US4336891 *Jun 9, 1980Jun 29, 1982Smithy, Inc.Adapter closure
US4525276 *Nov 26, 1980Jun 25, 1985Tokyo Ohka Kogyo Kabushiki KaishaApparatus for separation of immiscible liquids
US4925327 *Sep 28, 1988May 15, 1990Minnesota Mining And Manufacturing CompanyLiquid applicator with metering insert
US5115842 *Aug 30, 1990May 26, 1992Intel CorporationApparatus for delivery of a liquid
US5220949 *Jun 25, 1991Jun 22, 1993Chesebrough-Pond's Usa Co.Bottle reflling apparatus
US5422129 *Apr 11, 1994Jun 6, 1995Draddy; John G.Dispensing display container and particulate coffee therein
US5642763 *Sep 6, 1995Jul 1, 1997Kurtz; LloydLiquid draining device having upper funnel and lower drip guide features
US5762120 *Jan 16, 1996Jun 9, 1998Smith; AlanThreaded jar funnel
US5884678 *Dec 27, 1996Mar 23, 1999Chudy; Dennis J.Connector device for holding two necks in an abutting relationship
US5964260 *Mar 18, 1999Oct 12, 1999Chudy; Dennis J.For allowing the transfer of fluids from one container to another
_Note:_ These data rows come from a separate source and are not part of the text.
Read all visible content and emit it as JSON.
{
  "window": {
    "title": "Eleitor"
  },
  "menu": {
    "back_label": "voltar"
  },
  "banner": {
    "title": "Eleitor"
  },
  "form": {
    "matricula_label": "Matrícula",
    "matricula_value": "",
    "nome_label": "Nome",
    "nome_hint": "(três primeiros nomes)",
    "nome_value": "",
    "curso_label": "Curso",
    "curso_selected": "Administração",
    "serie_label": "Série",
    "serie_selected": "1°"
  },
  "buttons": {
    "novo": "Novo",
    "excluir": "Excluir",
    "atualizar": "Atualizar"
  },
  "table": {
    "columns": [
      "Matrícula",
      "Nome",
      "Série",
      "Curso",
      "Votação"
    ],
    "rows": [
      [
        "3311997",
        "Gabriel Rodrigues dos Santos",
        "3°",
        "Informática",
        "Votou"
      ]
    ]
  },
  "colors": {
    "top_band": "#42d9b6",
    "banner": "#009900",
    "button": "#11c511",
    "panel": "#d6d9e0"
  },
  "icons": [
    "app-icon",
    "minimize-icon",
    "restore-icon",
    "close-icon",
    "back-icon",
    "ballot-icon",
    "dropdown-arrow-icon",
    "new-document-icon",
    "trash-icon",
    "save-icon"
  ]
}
US5992662 *Jul 24, 1996Nov 30, 1999Dakota Enterprises, LlcContainer stand adapter
US5998570 *May 6, 1998Dec 7, 1999Union Camp CorporationEster-terminated polyamides of polymerized fatty acids useful in formulating transparent gels in low polarity liquids
US6065649 *Oct 23, 1997May 23, 2000Scoggins; Lester E.Dispensing container with top and bottom access ports and a dispensing manifold therefore
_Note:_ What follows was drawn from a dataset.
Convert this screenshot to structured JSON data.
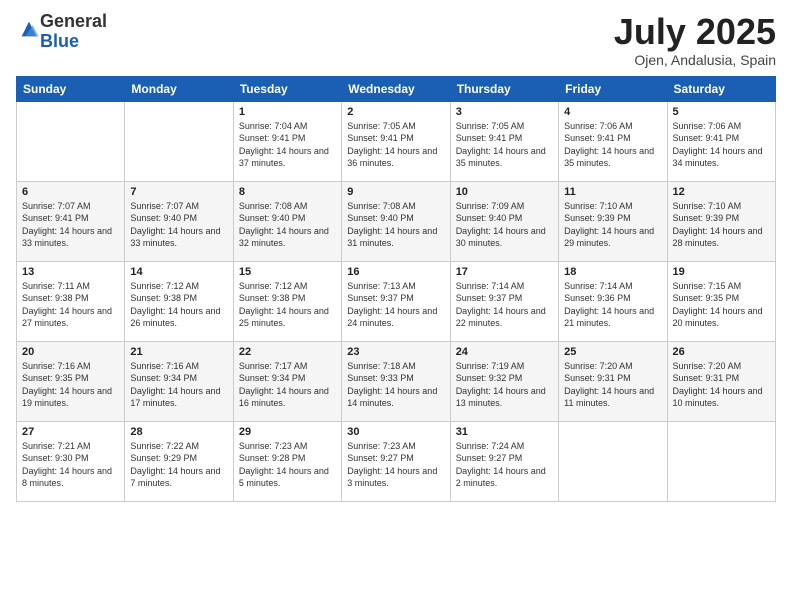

US6276853 *Apr 14, 1999Aug 21, 2001Fragrance Systems International Inc.Axially aligned, commonly joined dual dispensers
US6488427Feb 29, 2000Dec 3, 2002Diane C. BreidenbachCosmetic applicator
US6745802Jul 11, 2002Jun 8, 2004Carole VargaBottle drainage coupler
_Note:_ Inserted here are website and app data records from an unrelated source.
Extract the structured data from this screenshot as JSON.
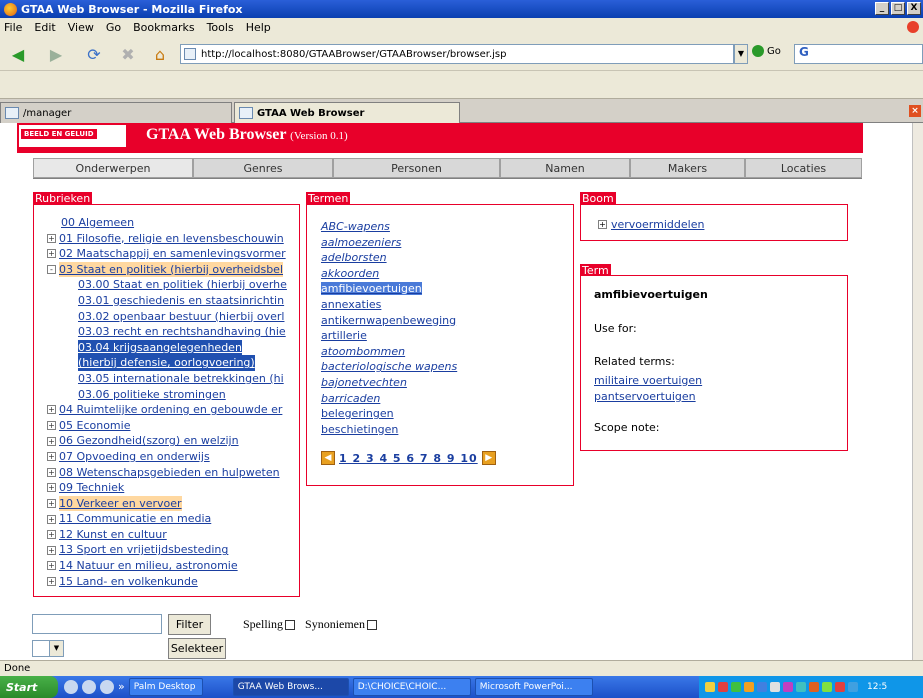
{
  "window": {
    "title": "GTAA Web Browser - Mozilla Firefox",
    "buttons": {
      "minimize": "_",
      "maximize": "□",
      "close": "X"
    }
  },
  "menu": [
    "File",
    "Edit",
    "View",
    "Go",
    "Bookmarks",
    "Tools",
    "Help"
  ],
  "address": {
    "url": "http://localhost:8080/GTAABrowser/GTAABrowser/browser.jsp",
    "go_label": "Go",
    "search_text": "G"
  },
  "browser_tabs": [
    {
      "label": "/manager"
    },
    {
      "label": "GTAA Web Browser"
    }
  ],
  "header": {
    "logo": "BEELD EN GELUID",
    "title": "GTAA Web Browser",
    "version": "(Version 0.1)"
  },
  "nav_tabs": [
    "Onderwerpen",
    "Genres",
    "Personen",
    "Namen",
    "Makers",
    "Locaties"
  ],
  "panels": {
    "rubrieken": "Rubrieken",
    "termen": "Termen",
    "boom": "Boom",
    "term": "Term"
  },
  "rubrieken": [
    {
      "label": "00 Algemeen",
      "expander": "",
      "level": 0,
      "state": ""
    },
    {
      "label": "01 Filosofie, religie en levensbeschouwin",
      "expander": "+",
      "level": 0,
      "state": ""
    },
    {
      "label": "02 Maatschappij en samenlevingsvormer",
      "expander": "+",
      "level": 0,
      "state": ""
    },
    {
      "label": "03 Staat en politiek (hierbij overheidsbel",
      "expander": "-",
      "level": 0,
      "state": "orange"
    },
    {
      "label": "03.00 Staat en politiek (hierbij overhe",
      "expander": "",
      "level": 1,
      "state": ""
    },
    {
      "label": "03.01 geschiedenis en staatsinrichtin",
      "expander": "",
      "level": 1,
      "state": ""
    },
    {
      "label": "03.02 openbaar bestuur (hierbij overl",
      "expander": "",
      "level": 1,
      "state": ""
    },
    {
      "label": "03.03 recht en rechtshandhaving (hie",
      "expander": "",
      "level": 1,
      "state": ""
    },
    {
      "label": "03.04 krijgsaangelegenheden",
      "expander": "",
      "level": 1,
      "state": "selected"
    },
    {
      "label": "(hierbij defensie, oorlogvoering)",
      "expander": "",
      "level": 1,
      "state": "selected"
    },
    {
      "label": "03.05 internationale betrekkingen (hi",
      "expander": "",
      "level": 1,
      "state": ""
    },
    {
      "label": "03.06 politieke stromingen",
      "expander": "",
      "level": 1,
      "state": ""
    },
    {
      "label": "04 Ruimtelijke ordening en gebouwde er",
      "expander": "+",
      "level": 0,
      "state": ""
    },
    {
      "label": "05 Economie",
      "expander": "+",
      "level": 0,
      "state": ""
    },
    {
      "label": "06 Gezondheid(szorg) en welzijn",
      "expander": "+",
      "level": 0,
      "state": ""
    },
    {
      "label": "07 Opvoeding en onderwijs",
      "expander": "+",
      "level": 0,
      "state": ""
    },
    {
      "label": "08 Wetenschapsgebieden en hulpweten",
      "expander": "+",
      "level": 0,
      "state": ""
    },
    {
      "label": "09 Techniek",
      "expander": "+",
      "level": 0,
      "state": ""
    },
    {
      "label": "10 Verkeer en vervoer",
      "expander": "+",
      "level": 0,
      "state": "orange"
    },
    {
      "label": "11 Communicatie en media",
      "expander": "+",
      "level": 0,
      "state": ""
    },
    {
      "label": "12 Kunst en cultuur",
      "expander": "+",
      "level": 0,
      "state": ""
    },
    {
      "label": "13 Sport en vrijetijdsbesteding",
      "expander": "+",
      "level": 0,
      "state": ""
    },
    {
      "label": "14 Natuur en milieu, astronomie",
      "expander": "+",
      "level": 0,
      "state": ""
    },
    {
      "label": "15 Land- en volkenkunde",
      "expander": "+",
      "level": 0,
      "state": ""
    }
  ],
  "termen": [
    {
      "label": "ABC-wapens",
      "italic": true,
      "selected": false
    },
    {
      "label": "aalmoezeniers",
      "italic": true,
      "selected": false
    },
    {
      "label": "adelborsten",
      "italic": true,
      "selected": false
    },
    {
      "label": "akkoorden",
      "italic": true,
      "selected": false
    },
    {
      "label": "amfibievoertuigen",
      "italic": false,
      "selected": true
    },
    {
      "label": "annexaties",
      "italic": false,
      "selected": false
    },
    {
      "label": "antikernwapenbeweging",
      "italic": false,
      "selected": false
    },
    {
      "label": "artillerie",
      "italic": false,
      "selected": false
    },
    {
      "label": "atoombommen",
      "italic": true,
      "selected": false
    },
    {
      "label": "bacteriologische  wapens",
      "italic": true,
      "selected": false
    },
    {
      "label": "bajonetvechten",
      "italic": true,
      "selected": false
    },
    {
      "label": "barricaden",
      "italic": true,
      "selected": false
    },
    {
      "label": "belegeringen",
      "italic": false,
      "selected": false
    },
    {
      "label": "beschietingen",
      "italic": false,
      "selected": false
    }
  ],
  "pager": {
    "pages": "1 2 3 4 5 6 7 8 9 10",
    "prev": "◀",
    "next": "▶"
  },
  "boom": {
    "node": "vervoermiddelen",
    "expander": "+"
  },
  "term_detail": {
    "name": "amfibievoertuigen",
    "use_for": "Use for:",
    "related_label": "Related terms:",
    "related": [
      "militaire  voertuigen",
      "pantservoertuigen"
    ],
    "scope_note": "Scope note:"
  },
  "controls": {
    "filter_label": "Filter",
    "spelling_label": "Spelling",
    "synoniemen_label": "Synoniemen",
    "select_label": "Selekteer"
  },
  "status": "Done",
  "taskbar": {
    "start": "Start",
    "more": "»",
    "items": [
      "Palm Desktop",
      "GTAA Web Brows...",
      "D:\\CHOICE\\CHOIC...",
      "Microsoft PowerPoi..."
    ],
    "clock": "12:5"
  }
}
US6779566Jan 14, 2003Aug 24, 2004Access Business Group International LlcConnector device for sealing and dispensing freeze-dried preparations
US6910720Aug 9, 2002Jun 28, 2005Gen-Probe IncorporatedConnector for use in combining the contents of a pair of containers
US7377707Feb 11, 2004May 27, 2008Breidenbach Diane CLip product applicator
US8251110 *May 27, 2008Aug 28, 2012Mbhd, LlcFilling adapter
US8545120Jul 12, 2012Oct 1, 2013Diane C. BreidenbachDual cosmetic container
US8684208 *Sep 16, 2009Apr 1, 2014Chris HotellReusable containers for storing foodstuffs or liquids
US20080223479 *May 27, 2008Sep 18, 2008Mbhd, LlcLiquid dispenser adapter
US20100236662 *Jun 27, 2008Sep 23, 2010Ji Seong YIDevice for gauging dosage
US20100288759 *Sep 16, 2009Nov 18, 2010Chris HotellReusable Containers with Clean-Seam Interface
US20110042389 *Feb 2, 2009Feb 24, 2011Aisapack Holdings S.A.Tube head and production method
US20110120999 *Nov 17, 2010May 26, 2011Michael TesslerDouble open ended screw cap
DE3817101A1 *May 19, 1988Nov 30, 1989Axel Von BrandDevice for transferring liquid from one container to another
DE3817101C2 *May 19, 1988May 20, 1998Axel Von BrandVorrichtung zum Überleiten von Flüssigkeit von einem Behältnis zu einem anderen Behältnis
DE4212434A1 *Apr 14, 1992Oct 21, 1993Henkel KgaaAnordnung zum Nachfüllen eines Behälters
DE4306821A1 *Mar 4, 1993Oct 7, 1993Doryokuro KakunenryoVorrichtung zum Umfüllen einer Lösung zwischen abgedichteten Behältern
WO2014063378A1 *Oct 30, 2012May 1, 2014Shenzhen China Star Optoelectronics Technology Co., Ltd.Material flask docking device
Classifications
U.S. Classification141/286, 285/235, 141/310, 215/382, 215/44, D09/447, 141/319, 141/309, D07/619.1
International ClassificationB65D81/32
Cooperative ClassificationB65D81/3205
European ClassificationB65D81/32B